| Data to use |

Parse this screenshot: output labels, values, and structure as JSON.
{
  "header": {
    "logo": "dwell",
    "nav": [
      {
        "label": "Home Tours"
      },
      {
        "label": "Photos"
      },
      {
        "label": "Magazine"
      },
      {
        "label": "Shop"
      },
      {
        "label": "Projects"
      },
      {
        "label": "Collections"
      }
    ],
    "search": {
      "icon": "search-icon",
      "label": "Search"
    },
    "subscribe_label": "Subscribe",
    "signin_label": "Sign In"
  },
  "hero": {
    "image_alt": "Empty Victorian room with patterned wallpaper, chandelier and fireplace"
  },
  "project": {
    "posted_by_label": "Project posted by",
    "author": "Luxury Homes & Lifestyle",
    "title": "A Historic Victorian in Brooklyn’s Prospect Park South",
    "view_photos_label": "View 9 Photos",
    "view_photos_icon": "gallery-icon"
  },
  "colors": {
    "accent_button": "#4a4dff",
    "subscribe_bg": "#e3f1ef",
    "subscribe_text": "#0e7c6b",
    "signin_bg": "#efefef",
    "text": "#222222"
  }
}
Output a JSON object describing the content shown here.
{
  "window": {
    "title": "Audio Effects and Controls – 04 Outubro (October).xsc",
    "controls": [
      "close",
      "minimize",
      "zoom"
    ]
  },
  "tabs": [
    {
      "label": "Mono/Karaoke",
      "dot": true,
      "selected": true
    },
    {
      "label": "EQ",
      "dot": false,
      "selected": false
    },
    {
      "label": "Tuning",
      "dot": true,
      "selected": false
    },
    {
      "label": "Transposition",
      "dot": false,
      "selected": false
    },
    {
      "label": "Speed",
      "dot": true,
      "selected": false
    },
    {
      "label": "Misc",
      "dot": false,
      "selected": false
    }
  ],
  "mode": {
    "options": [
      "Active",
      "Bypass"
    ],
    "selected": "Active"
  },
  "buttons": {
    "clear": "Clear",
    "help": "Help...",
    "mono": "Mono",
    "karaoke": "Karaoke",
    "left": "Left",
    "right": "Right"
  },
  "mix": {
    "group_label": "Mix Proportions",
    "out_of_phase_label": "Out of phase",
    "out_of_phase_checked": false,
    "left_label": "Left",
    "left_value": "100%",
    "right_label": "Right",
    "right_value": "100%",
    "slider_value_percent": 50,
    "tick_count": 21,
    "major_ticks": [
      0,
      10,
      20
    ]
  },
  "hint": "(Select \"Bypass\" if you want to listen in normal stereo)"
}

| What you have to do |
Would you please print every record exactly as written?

| Completed task |
Parse this screenshot: output labels, values, and structure as JSON.
{
  "header": {
    "logo": "dwell",
    "nav": [
      {
        "label": "Home Tours"
      },
      {
        "label": "Photos"
      },
      {
        "label": "Magazine"
      },
      {
        "label": "Shop"
      },
      {
        "label": "Projects"
      },
      {
        "label": "Collections"
      }
    ],
    "search": {
      "icon": "search-icon",
      "label": "Search"
    },
    "subscribe_label": "Subscribe",
    "signin_label": "Sign In"
  },
  "hero": {
    "image_alt": "Empty Victorian room with patterned wallpaper, chandelier and fireplace"
  },
  "project": {
    "posted_by_label": "Project posted by",
    "author": "Luxury Homes & Lifestyle",
    "title": "A Historic Victorian in Brooklyn’s Prospect Park South",
    "view_photos_label": "View 9 Photos",
    "view_photos_icon": "gallery-icon"
  },
  "colors": {
    "accent_button": "#4a4dff",
    "subscribe_bg": "#e3f1ef",
    "subscribe_text": "#0e7c6b",
    "signin_bg": "#efefef",
    "text": "#222222"
  }
}
Output a JSON object describing the content shown here.
{
  "window": {
    "title": "Audio Effects and Controls – 04 Outubro (October).xsc",
    "controls": [
      "close",
      "minimize",
      "zoom"
    ]
  },
  "tabs": [
    {
      "label": "Mono/Karaoke",
      "dot": true,
      "selected": true
    },
    {
      "label": "EQ",
      "dot": false,
      "selected": false
    },
    {
      "label": "Tuning",
      "dot": true,
      "selected": false
    },
    {
      "label": "Transposition",
      "dot": false,
      "selected": false
    },
    {
      "label": "Speed",
      "dot": true,
      "selected": false
    },
    {
      "label": "Misc",
      "dot": false,
      "selected": false
    }
  ],
  "mode": {
    "options": [
      "Active",
      "Bypass"
    ],
    "selected": "Active"
  },
  "buttons": {
    "clear": "Clear",
    "help": "Help...",
    "mono": "Mono",
    "karaoke": "Karaoke",
    "left": "Left",
    "right": "Right"
  },
  "mix": {
    "group_label": "Mix Proportions",
    "out_of_phase_label": "Out of phase",
    "out_of_phase_checked": false,
    "left_label": "Left",
    "left_value": "100%",
    "right_label": "Right",
    "right_value": "100%",
    "slider_value_percent": 50,
    "tick_count": 21,
    "major_ticks": [
      0,
      10,
      20
    ]
  },
  "hint": "(Select \"Bypass\" if you want to listen in normal stereo)"
}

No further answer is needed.